My computer contains two NTFS hard disks. Until recently, the machine ran Windows 98, and I used the second disk as a backup by making it an inactive system disk, then making it active if the boot drive crashed or became infected with a virus. When I used Fdisk to format the backup disk, I had the option of adding the system files to the disk or running the Sys X: command to transfer the files to the backup disk. However, I recently upgraded the system to Windows 2000, and when I installed the OS and reformatted the second disk, I saw no mention of the system files. How do I make the backup disk a system disk in Win2K?

To understand what constitutes booting in Win2K, you need to understand a few basic processes. These processes are BIOS-related events, system startup (involving Windows NT Loader—NTLDR), and kernel loading (followed by user logon).

In addition to maintaining hardware configurations, the BIOS also finds the Master Boot Record (MBR) and loads it into memory. This load is important because the MBR scans the partition table, finds the system partition, and loads sector 0 of the system partition into memory. The system partition must be on disk 0; the system directory or boot partition isn't necessarily on the system's first drive and can be on an extended or primary partition of any BIOS- resident drive. The system drive (i.e., the drive containing the system directory) is typically the drive that contains the \winnt directory.

After the BIOS loads the MBR and the MBR finds and loads sector 0 of the system partition into memory, the Boot Loader phase takes place. During this phase, NTLDR is responsible for booting into Win2K. NTLDR switches memory to 32 bit and reads the appropriate file format (i.e., FAT or NTFS). NTLDR loads and reads boot.ini, which then appears on screen. The user chooses a boot.ini option (such as running Win2K). When the option is a Win2K or NT derivative, the boot process loads ntdetect.com, which gathers information about attached hardware. NTLDR then loads again and starts ntoskrnl.exe or the Win2K or NT kernel.

As the kernel loads and initializes, the device drivers load and the Win2K system fully initializes. The monitor switches to graphic mode and winlogon.exe loads, opening the Logon window. After the user logs on, all required services start up.

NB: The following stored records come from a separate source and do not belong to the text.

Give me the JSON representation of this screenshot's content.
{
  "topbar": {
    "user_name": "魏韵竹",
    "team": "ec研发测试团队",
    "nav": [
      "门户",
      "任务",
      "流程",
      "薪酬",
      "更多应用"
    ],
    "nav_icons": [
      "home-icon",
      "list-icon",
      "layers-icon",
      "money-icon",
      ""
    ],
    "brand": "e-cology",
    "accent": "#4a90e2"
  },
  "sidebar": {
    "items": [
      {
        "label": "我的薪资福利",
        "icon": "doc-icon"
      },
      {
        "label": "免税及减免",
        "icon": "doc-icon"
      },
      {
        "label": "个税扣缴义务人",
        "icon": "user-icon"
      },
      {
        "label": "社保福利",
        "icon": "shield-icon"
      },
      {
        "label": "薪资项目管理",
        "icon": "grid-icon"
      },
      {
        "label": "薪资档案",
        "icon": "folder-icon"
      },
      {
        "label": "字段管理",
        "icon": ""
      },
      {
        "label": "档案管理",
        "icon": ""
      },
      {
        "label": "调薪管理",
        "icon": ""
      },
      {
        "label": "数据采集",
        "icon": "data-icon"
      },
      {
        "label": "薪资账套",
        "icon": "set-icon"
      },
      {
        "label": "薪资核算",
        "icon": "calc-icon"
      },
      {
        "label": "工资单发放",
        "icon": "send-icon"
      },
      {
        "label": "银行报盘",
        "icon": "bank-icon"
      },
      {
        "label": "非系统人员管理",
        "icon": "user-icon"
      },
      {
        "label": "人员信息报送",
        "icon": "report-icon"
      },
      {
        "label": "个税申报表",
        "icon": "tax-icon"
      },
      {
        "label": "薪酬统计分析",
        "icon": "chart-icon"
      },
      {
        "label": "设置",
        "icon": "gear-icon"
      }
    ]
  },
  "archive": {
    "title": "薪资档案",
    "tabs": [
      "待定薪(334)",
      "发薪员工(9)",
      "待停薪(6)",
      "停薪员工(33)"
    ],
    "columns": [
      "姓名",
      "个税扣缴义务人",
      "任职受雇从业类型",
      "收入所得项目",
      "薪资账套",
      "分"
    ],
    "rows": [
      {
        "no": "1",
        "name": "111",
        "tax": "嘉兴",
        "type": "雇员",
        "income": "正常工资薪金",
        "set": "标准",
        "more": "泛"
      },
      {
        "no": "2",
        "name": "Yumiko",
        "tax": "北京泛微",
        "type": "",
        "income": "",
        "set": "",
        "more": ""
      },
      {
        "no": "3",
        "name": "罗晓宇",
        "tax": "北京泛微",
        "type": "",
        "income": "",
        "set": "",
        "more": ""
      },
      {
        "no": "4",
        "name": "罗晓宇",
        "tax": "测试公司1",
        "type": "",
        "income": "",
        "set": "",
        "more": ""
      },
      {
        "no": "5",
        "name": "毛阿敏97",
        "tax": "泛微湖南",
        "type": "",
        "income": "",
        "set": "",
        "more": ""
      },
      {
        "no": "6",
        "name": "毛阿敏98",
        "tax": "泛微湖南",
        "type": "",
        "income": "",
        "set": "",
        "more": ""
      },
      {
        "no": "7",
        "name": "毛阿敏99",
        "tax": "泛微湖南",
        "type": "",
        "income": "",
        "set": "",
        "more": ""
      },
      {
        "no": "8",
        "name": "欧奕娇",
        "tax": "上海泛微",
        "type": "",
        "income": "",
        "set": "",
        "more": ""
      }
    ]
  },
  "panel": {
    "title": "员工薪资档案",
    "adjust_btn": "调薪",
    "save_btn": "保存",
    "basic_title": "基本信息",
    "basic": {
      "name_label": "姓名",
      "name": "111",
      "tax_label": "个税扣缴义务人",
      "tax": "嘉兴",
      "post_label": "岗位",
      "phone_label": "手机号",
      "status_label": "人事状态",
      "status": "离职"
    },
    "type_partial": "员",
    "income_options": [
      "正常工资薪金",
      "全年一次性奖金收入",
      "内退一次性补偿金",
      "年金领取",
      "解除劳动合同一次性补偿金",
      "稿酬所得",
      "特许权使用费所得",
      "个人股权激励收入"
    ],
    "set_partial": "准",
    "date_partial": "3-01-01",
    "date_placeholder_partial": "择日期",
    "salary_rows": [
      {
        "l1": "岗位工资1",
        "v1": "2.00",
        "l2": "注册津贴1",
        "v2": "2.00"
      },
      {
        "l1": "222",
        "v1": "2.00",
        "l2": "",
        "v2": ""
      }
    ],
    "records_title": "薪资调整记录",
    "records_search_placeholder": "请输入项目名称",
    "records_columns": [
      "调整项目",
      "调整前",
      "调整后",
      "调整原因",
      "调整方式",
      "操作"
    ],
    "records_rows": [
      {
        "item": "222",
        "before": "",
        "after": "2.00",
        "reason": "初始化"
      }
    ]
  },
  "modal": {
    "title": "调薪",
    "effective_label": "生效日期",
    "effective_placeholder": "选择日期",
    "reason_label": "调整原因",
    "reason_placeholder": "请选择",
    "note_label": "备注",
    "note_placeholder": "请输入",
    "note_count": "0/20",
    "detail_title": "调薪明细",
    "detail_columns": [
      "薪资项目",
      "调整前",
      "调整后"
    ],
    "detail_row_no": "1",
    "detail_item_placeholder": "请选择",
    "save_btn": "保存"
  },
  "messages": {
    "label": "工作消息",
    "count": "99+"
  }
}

When you understand this boot process, it becomes evident that only three files—NTLDR, boot.ini, and ntdetect.com—need to be in a startup disk's root directory. To format your second disk as a backup disk, first install Win2K on the primary disk. Next, copy boot.ini from the primary disk to a neutral directory (you'll need to change the file's attributes before you copy the file). Then, complete a second installation in an identically named directory on the second disk and overwrite that installation's boot.ini file with the copy you saved. If you want to add software to disk 0, you need to install the same software to the same locations on both disks. (If you don't like dual installations, you can use Symantec's Norton Ghost to copy the primary disk to the backup disk. Doing so will forgo the need to install additional software or files on disk 1.) Make certain that identical versions of boot.ini, NTLDR, and ntdetect.com are in both disks' root directories. After ensuring that both disks contain the necessary three files, remove the second disk and use it only when absolutely essential.

If viruses are your primary concern, you can simply format a 3.5" disk in Win2K and copy boot.ini, NTLDR, and ntdetect.com to that disk. Make the disk read-only so that no viruses can infect it, then use that disk as a boot backup.